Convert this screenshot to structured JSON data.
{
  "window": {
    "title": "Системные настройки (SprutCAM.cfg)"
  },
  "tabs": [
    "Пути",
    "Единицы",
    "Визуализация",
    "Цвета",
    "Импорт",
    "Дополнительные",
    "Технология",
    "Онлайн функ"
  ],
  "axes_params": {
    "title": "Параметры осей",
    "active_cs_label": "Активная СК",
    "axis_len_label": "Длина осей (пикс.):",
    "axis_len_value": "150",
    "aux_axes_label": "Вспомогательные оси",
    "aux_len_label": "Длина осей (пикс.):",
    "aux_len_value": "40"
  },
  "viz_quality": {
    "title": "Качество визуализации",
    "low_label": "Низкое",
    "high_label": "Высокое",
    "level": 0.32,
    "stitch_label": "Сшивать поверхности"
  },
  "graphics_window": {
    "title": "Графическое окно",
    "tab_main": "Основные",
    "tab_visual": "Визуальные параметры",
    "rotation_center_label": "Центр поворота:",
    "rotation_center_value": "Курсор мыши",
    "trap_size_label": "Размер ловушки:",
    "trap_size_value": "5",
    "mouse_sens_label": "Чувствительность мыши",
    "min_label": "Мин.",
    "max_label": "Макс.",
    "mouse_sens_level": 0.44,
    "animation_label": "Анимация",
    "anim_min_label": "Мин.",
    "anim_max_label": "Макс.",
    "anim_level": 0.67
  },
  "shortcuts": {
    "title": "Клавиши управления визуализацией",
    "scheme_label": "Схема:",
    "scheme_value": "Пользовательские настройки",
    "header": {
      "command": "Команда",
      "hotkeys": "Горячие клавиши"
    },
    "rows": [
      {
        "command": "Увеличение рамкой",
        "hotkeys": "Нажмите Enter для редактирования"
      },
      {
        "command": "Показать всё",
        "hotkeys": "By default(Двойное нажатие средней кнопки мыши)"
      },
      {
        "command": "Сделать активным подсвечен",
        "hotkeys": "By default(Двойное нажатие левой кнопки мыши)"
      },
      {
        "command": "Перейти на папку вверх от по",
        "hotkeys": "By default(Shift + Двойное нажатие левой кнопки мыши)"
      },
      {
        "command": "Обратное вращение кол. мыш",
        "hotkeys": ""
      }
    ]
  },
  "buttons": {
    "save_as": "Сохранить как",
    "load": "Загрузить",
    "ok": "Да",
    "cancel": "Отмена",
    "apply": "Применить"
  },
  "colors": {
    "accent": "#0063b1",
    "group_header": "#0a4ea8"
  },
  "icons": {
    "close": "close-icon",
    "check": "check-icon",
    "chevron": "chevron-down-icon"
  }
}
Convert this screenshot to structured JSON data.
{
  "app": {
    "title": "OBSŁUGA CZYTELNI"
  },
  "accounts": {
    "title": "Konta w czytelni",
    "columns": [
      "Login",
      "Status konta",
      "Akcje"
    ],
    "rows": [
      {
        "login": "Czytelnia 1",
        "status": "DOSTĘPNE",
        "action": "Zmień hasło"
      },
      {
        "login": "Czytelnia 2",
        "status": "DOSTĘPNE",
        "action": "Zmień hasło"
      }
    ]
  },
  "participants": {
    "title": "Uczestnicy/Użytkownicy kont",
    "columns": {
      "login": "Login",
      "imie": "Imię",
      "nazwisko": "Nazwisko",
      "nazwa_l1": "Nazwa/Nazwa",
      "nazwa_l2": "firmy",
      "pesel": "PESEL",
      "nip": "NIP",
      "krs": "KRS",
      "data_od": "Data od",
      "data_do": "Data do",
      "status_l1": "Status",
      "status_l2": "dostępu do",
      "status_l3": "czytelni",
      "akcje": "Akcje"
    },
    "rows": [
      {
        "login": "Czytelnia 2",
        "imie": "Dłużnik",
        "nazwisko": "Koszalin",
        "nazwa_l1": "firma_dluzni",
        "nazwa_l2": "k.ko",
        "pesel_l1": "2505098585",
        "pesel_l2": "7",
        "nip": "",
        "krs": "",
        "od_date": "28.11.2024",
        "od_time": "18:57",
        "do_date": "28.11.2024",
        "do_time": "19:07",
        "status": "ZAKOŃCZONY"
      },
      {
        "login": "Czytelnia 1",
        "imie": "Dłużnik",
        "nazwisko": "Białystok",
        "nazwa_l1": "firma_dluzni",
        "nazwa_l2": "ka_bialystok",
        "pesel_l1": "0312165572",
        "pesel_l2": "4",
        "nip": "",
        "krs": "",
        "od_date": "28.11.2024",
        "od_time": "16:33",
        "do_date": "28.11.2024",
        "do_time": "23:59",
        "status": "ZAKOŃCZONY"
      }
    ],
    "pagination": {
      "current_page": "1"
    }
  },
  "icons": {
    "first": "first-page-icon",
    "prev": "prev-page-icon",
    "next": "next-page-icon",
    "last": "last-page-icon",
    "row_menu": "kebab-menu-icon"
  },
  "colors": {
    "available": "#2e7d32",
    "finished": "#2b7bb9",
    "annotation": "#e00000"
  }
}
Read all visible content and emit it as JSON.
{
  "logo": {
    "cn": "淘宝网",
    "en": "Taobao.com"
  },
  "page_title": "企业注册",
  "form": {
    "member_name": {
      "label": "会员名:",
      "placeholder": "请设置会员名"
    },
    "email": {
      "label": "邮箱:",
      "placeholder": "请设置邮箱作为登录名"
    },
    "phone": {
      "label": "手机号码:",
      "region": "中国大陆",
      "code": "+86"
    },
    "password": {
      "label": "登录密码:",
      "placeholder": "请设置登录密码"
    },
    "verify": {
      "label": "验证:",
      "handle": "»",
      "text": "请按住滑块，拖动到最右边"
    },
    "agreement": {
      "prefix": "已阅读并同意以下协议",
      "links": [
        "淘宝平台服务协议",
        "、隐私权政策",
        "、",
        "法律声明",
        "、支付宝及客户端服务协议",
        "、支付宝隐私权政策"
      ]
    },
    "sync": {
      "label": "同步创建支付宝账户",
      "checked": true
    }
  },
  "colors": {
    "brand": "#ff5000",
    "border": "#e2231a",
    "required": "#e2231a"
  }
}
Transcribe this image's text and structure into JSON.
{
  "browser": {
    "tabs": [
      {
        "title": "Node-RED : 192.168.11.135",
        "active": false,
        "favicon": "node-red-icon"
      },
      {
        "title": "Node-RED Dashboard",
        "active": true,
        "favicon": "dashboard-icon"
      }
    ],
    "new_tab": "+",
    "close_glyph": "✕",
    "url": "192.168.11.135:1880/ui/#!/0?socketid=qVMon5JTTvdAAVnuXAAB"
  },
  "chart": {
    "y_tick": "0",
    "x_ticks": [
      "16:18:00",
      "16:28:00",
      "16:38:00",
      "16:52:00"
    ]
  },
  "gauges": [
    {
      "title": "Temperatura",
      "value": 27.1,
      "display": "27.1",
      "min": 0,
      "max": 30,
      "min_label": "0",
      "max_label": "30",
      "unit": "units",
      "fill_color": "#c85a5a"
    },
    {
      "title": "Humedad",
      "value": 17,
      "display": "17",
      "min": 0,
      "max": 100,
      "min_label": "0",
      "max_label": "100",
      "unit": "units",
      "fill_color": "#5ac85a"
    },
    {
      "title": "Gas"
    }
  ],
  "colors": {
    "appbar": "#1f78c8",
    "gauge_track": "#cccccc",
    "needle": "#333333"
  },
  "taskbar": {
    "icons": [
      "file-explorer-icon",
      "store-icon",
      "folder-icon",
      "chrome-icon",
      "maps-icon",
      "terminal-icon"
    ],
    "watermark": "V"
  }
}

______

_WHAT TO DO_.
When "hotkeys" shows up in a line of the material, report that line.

_FINISHED TASK_.
      "hotkeys": "Горячие клавиши"
        "hotkeys": "Нажмите Enter для редактирования"
        "hotkeys": "By default(Двойное нажатие средней кнопки мыши)"
        "hotkeys": "By default(Двойное нажатие левой кнопки мыши)"
        "hotkeys": "By default(Shift + Двойное нажатие левой кнопки мыши)"
        "hotkeys": ""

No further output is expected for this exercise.